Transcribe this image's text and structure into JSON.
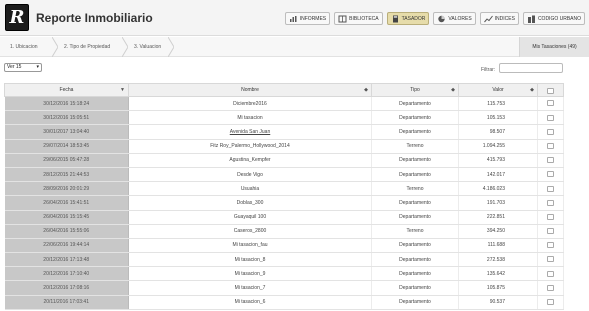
{
  "header": {
    "logo_letter": "R",
    "title": "Reporte Inmobiliario",
    "nav": [
      {
        "label": "INFORMES",
        "icon": "chart-icon"
      },
      {
        "label": "BIBLIOTECA",
        "icon": "book-icon"
      },
      {
        "label": "TASADOR",
        "icon": "calculator-icon"
      },
      {
        "label": "VALORES",
        "icon": "pie-chart-icon"
      },
      {
        "label": "INDICES",
        "icon": "line-chart-icon"
      },
      {
        "label": "CODIGO URBANO",
        "icon": "building-icon"
      }
    ],
    "active_nav": "TASADOR",
    "active_color": "#e6dcaa"
  },
  "steps": {
    "items": [
      "1. Ubicacion",
      "2. Tipo de Propiedad",
      "3. Valuacion"
    ],
    "tasaciones_label": "Mis Tasaciones (49)"
  },
  "controls": {
    "page_size": "Ver 15",
    "filter_label": "Filtrar:",
    "filter_value": ""
  },
  "table": {
    "columns": [
      "Fecha",
      "Nombre",
      "Tipo",
      "Valor"
    ],
    "rows": [
      {
        "fecha": "30/12/2016 15:18:24",
        "nombre": "Diciembre2016",
        "tipo": "Departamento",
        "valor": "115.753"
      },
      {
        "fecha": "30/12/2016 15:05:51",
        "nombre": "Mi tasacion",
        "tipo": "Departamento",
        "valor": "105.153"
      },
      {
        "fecha": "30/01/2017 13:04:40",
        "nombre": "Avenida San Juan",
        "tipo": "Departamento",
        "valor": "98.507"
      },
      {
        "fecha": "29/07/2014 18:53:45",
        "nombre": "Fitz Roy_Palermo_Hollywood_2014",
        "tipo": "Terreno",
        "valor": "1.094.255"
      },
      {
        "fecha": "29/06/2015 05:47:28",
        "nombre": "Agustina_Kempfer",
        "tipo": "Departamento",
        "valor": "415.793"
      },
      {
        "fecha": "28/12/2015 21:44:53",
        "nombre": "Desde Vigo",
        "tipo": "Departamento",
        "valor": "142.017"
      },
      {
        "fecha": "28/09/2016 20:01:29",
        "nombre": "Usuahia",
        "tipo": "Terreno",
        "valor": "4.186.023"
      },
      {
        "fecha": "26/04/2016 15:41:51",
        "nombre": "Doblas_300",
        "tipo": "Departamento",
        "valor": "191.703"
      },
      {
        "fecha": "26/04/2016 15:15:45",
        "nombre": "Guayaquil 100",
        "tipo": "Departamento",
        "valor": "222.851"
      },
      {
        "fecha": "26/04/2016 15:55:06",
        "nombre": "Caseros_2800",
        "tipo": "Terreno",
        "valor": "394.250"
      },
      {
        "fecha": "22/06/2016 19:44:14",
        "nombre": "Mi tasacion_fau",
        "tipo": "Departamento",
        "valor": "111.688"
      },
      {
        "fecha": "20/12/2016 17:13:48",
        "nombre": "Mi tasacion_8",
        "tipo": "Departamento",
        "valor": "272.538"
      },
      {
        "fecha": "20/12/2016 17:10:40",
        "nombre": "Mi tasacion_9",
        "tipo": "Departamento",
        "valor": "135.642"
      },
      {
        "fecha": "20/12/2016 17:08:16",
        "nombre": "Mi tasacion_7",
        "tipo": "Departamento",
        "valor": "105.875"
      },
      {
        "fecha": "20/11/2016 17:03:41",
        "nombre": "Mi tasacion_6",
        "tipo": "Departamento",
        "valor": "90.537"
      }
    ],
    "linked_row": 2
  }
}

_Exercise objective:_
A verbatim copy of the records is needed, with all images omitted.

_Task answer:_
Transcribe this image's text and structure into JSON.
{
  "header": {
    "logo_letter": "R",
    "title": "Reporte Inmobiliario",
    "nav": [
      {
        "label": "INFORMES",
        "icon": "chart-icon"
      },
      {
        "label": "BIBLIOTECA",
        "icon": "book-icon"
      },
      {
        "label": "TASADOR",
        "icon": "calculator-icon"
      },
      {
        "label": "VALORES",
        "icon": "pie-chart-icon"
      },
      {
        "label": "INDICES",
        "icon": "line-chart-icon"
      },
      {
        "label": "CODIGO URBANO",
        "icon": "building-icon"
      }
    ],
    "active_nav": "TASADOR",
    "active_color": "#e6dcaa"
  },
  "steps": {
    "items": [
      "1. Ubicacion",
      "2. Tipo de Propiedad",
      "3. Valuacion"
    ],
    "tasaciones_label": "Mis Tasaciones (49)"
  },
  "controls": {
    "page_size": "Ver 15",
    "filter_label": "Filtrar:",
    "filter_value": ""
  },
  "table": {
    "columns": [
      "Fecha",
      "Nombre",
      "Tipo",
      "Valor"
    ],
    "rows": [
      {
        "fecha": "30/12/2016 15:18:24",
        "nombre": "Diciembre2016",
        "tipo": "Departamento",
        "valor": "115.753"
      },
      {
        "fecha": "30/12/2016 15:05:51",
        "nombre": "Mi tasacion",
        "tipo": "Departamento",
        "valor": "105.153"
      },
      {
        "fecha": "30/01/2017 13:04:40",
        "nombre": "Avenida San Juan",
        "tipo": "Departamento",
        "valor": "98.507"
      },
      {
        "fecha": "29/07/2014 18:53:45",
        "nombre": "Fitz Roy_Palermo_Hollywood_2014",
        "tipo": "Terreno",
        "valor": "1.094.255"
      },
      {
        "fecha": "29/06/2015 05:47:28",
        "nombre": "Agustina_Kempfer",
        "tipo": "Departamento",
        "valor": "415.793"
      },
      {
        "fecha": "28/12/2015 21:44:53",
        "nombre": "Desde Vigo",
        "tipo": "Departamento",
        "valor": "142.017"
      },
      {
        "fecha": "28/09/2016 20:01:29",
        "nombre": "Usuahia",
        "tipo": "Terreno",
        "valor": "4.186.023"
      },
      {
        "fecha": "26/04/2016 15:41:51",
        "nombre": "Doblas_300",
        "tipo": "Departamento",
        "valor": "191.703"
      },
      {
        "fecha": "26/04/2016 15:15:45",
        "nombre": "Guayaquil 100",
        "tipo": "Departamento",
        "valor": "222.851"
      },
      {
        "fecha": "26/04/2016 15:55:06",
        "nombre": "Caseros_2800",
        "tipo": "Terreno",
        "valor": "394.250"
      },
      {
        "fecha": "22/06/2016 19:44:14",
        "nombre": "Mi tasacion_fau",
        "tipo": "Departamento",
        "valor": "111.688"
      },
      {
        "fecha": "20/12/2016 17:13:48",
        "nombre": "Mi tasacion_8",
        "tipo": "Departamento",
        "valor": "272.538"
      },
      {
        "fecha": "20/12/2016 17:10:40",
        "nombre": "Mi tasacion_9",
        "tipo": "Departamento",
        "valor": "135.642"
      },
      {
        "fecha": "20/12/2016 17:08:16",
        "nombre": "Mi tasacion_7",
        "tipo": "Departamento",
        "valor": "105.875"
      },
      {
        "fecha": "20/11/2016 17:03:41",
        "nombre": "Mi tasacion_6",
        "tipo": "Departamento",
        "valor": "90.537"
      }
    ],
    "linked_row": 2
  }
}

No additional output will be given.